So while one can generally say "Schengen is a passport union and you don't have to go through passport control when crossing between EU countries" 0 it gives you a pretty good idea, but is not completely accurate. (And keep in mind that for now, the French government has reinstituted border checks through nearly the end of February with the state of emergency that was declared following the November terrorist attacks.)

Here's a map showing who's in and who's out:
http://www.bbc.com/news/world-europe-13194723

But Pilgrim, I'm confused. Won't the airline simply tell you what your options are for flights to Rome, and they build that themselves with their own determinations of how long the transfer is expected to take? Why do you have to figure this out yourself? Or is the second part of the ticket being bought separately, not with your miles?

Posted by
630 posts

But Pilgrim, I'm confused. Won't the airline simply tell you what your
options are for flights to Rome, and they build that themselves with
their own determinations of how long the transfer is expected to take?
Why do you have to figure this out yourself? Or is the second part of
the ticket being bought separately, not with your miles?

Hi Kim, yes, the airline does have the connections incorporated into the ticket; however, some of the tickets only have an hour connection time, and I was concerned that wouldn't be enough time. I'm just worried my first flight might be delayed and then I wouldn't have enough time to catch my second flight. We are using Reward Tickets, so I am nervous that if we missed our connecting flight that we would only get seats on the next flight - AFTER the paying customers got their seats. Our connecting flights only have one other flight available that day if we miss our ticketed flight. I am just trying to understand the process of how long it may take in between flights with Passport Control/Immigration, Customs, etc. I'm a nervous nelly, so I like to understand what's going on to help with my flying anxiety. :)

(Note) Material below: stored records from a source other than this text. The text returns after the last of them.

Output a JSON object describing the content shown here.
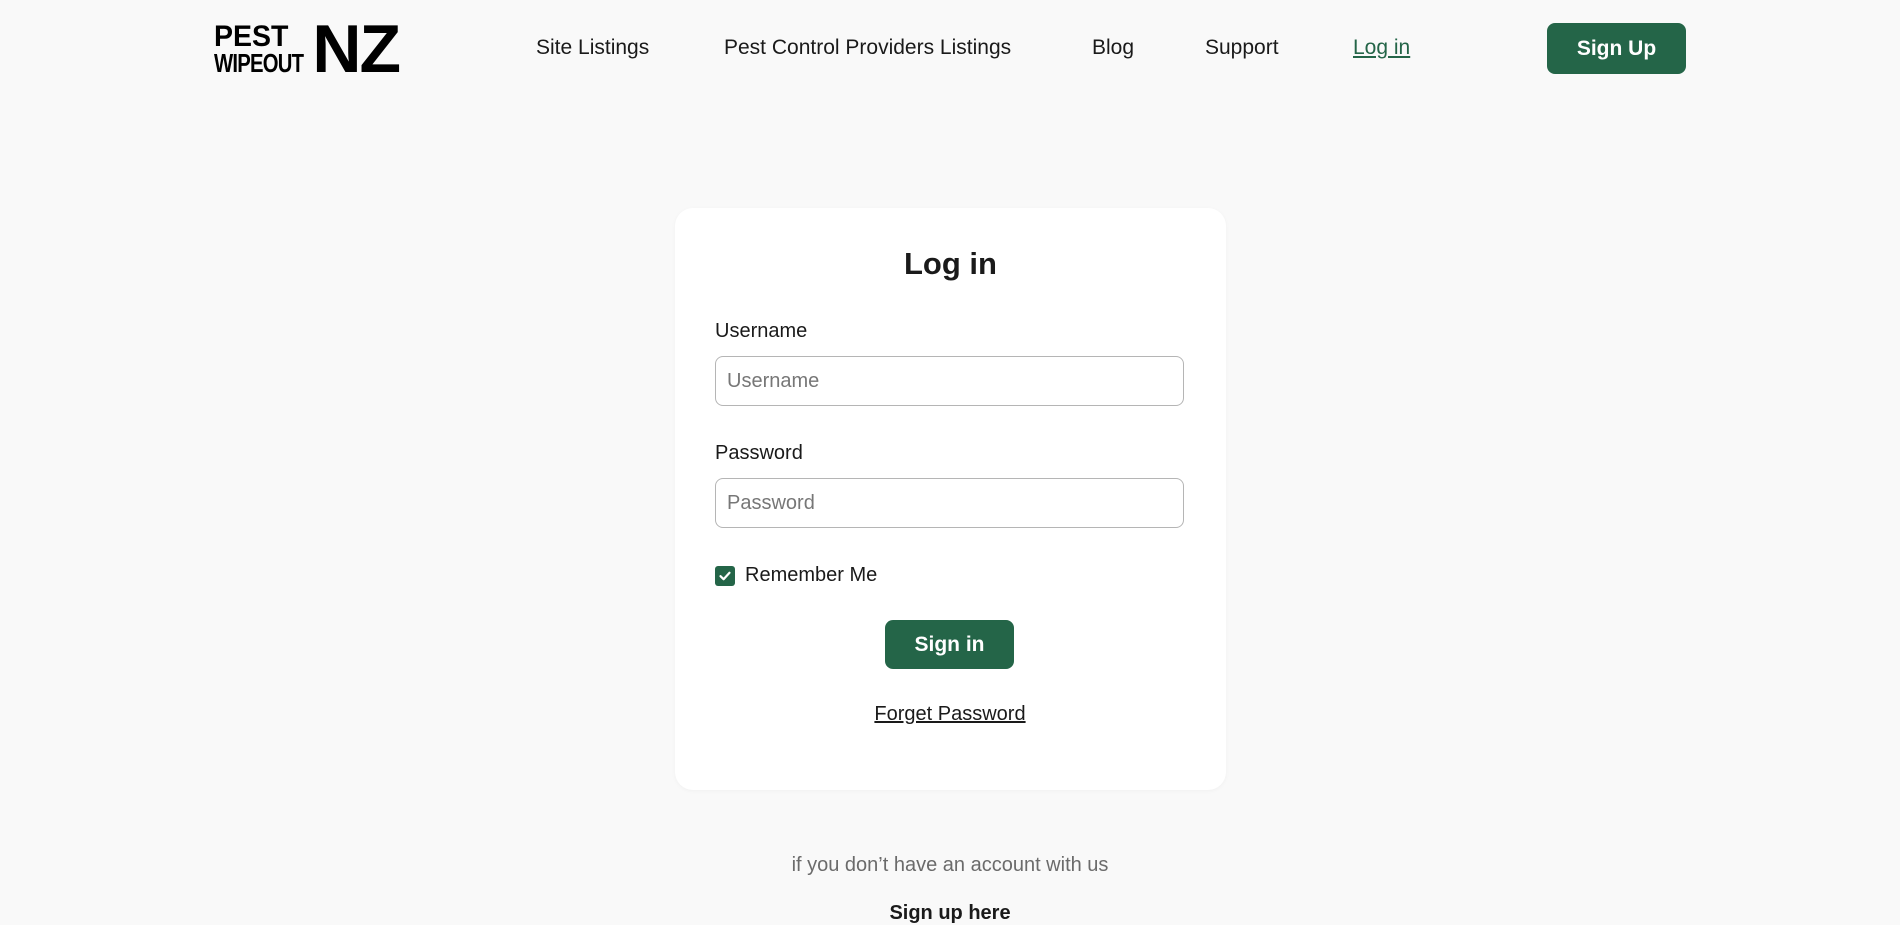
{
  "brand": {
    "logo_top": "PEST",
    "logo_bottom": "WIPEOUT",
    "logo_mark": "NZ"
  },
  "nav": {
    "items": [
      {
        "label": "Site Listings"
      },
      {
        "label": "Pest Control Providers Listings"
      },
      {
        "label": "Blog"
      },
      {
        "label": "Support"
      },
      {
        "label": "Log in"
      }
    ],
    "signup_label": "Sign Up"
  },
  "login": {
    "title": "Log in",
    "username_label": "Username",
    "username_placeholder": "Username",
    "username_value": "",
    "password_label": "Password",
    "password_placeholder": "Password",
    "password_value": "",
    "remember_label": "Remember Me",
    "remember_checked": true,
    "signin_label": "Sign in",
    "forget_label": "Forget Password"
  },
  "footer": {
    "no_account_text": "if you don’t have an account with us",
    "signup_here_label": "Sign up here"
  },
  "colors": {
    "accent": "#246548",
    "background": "#f9f9f9",
    "card": "#ffffff"
  },
  "icons": {
    "checkbox": "checkmark-icon"
  }
}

Thanks for all the replies - I really appreciate it! You guys are the best!

Posted by
4994 posts

Regarding the status of non-revenue passengers:

While I think that 20-year old information is not very useful today, when we were returning from the US Virgin Islands on Continental "reward travel", our flight was cancelled. It was very clear that we were treated worse than the paying passengers. Since we were in line, and later standing by the desk for an hour or two, we overheard plenty of accommodations that we did not get. We left Charlotte Amalie eight hours later.

In modern times, we have found that United partner airlines in Europe have treated us very well during cancellations and delays, with no discrimination at all. We were flying partner airlines, with a connection in Europe after the flight from Newark, NJ, because those trips were available for considerably fewer miles than direct United flights. And we found that the partner airlines (which were using their own aircraft, not code-shares) had much better equipment, service, and food, than United.

Posted by
1620 posts

Passport control should be at your first stop in Europe and customs at the last place, assuming your luggage is checked thru to the end.

Posted by
11275 posts

"Passport control should be at your first stop in Europe and customs at the last place, assuming your luggage is checked thru to the end."

As indicated in the above replies, this is only true if you are transiting through Schengen countries and your final destination is a Schengen country (eg, Boston to Paris to Rome). Other situations (eg, Boston to London to Rome) will mean your passport control occurs somewhere besides your first stop in Europe.

Posted by
6904 posts

aha, got it. I admit I have no insight on whether flying on miles puts you at a disadvantage if rebooking is necessary, sorry not to be able to provide anything useful!! Good luck with your research.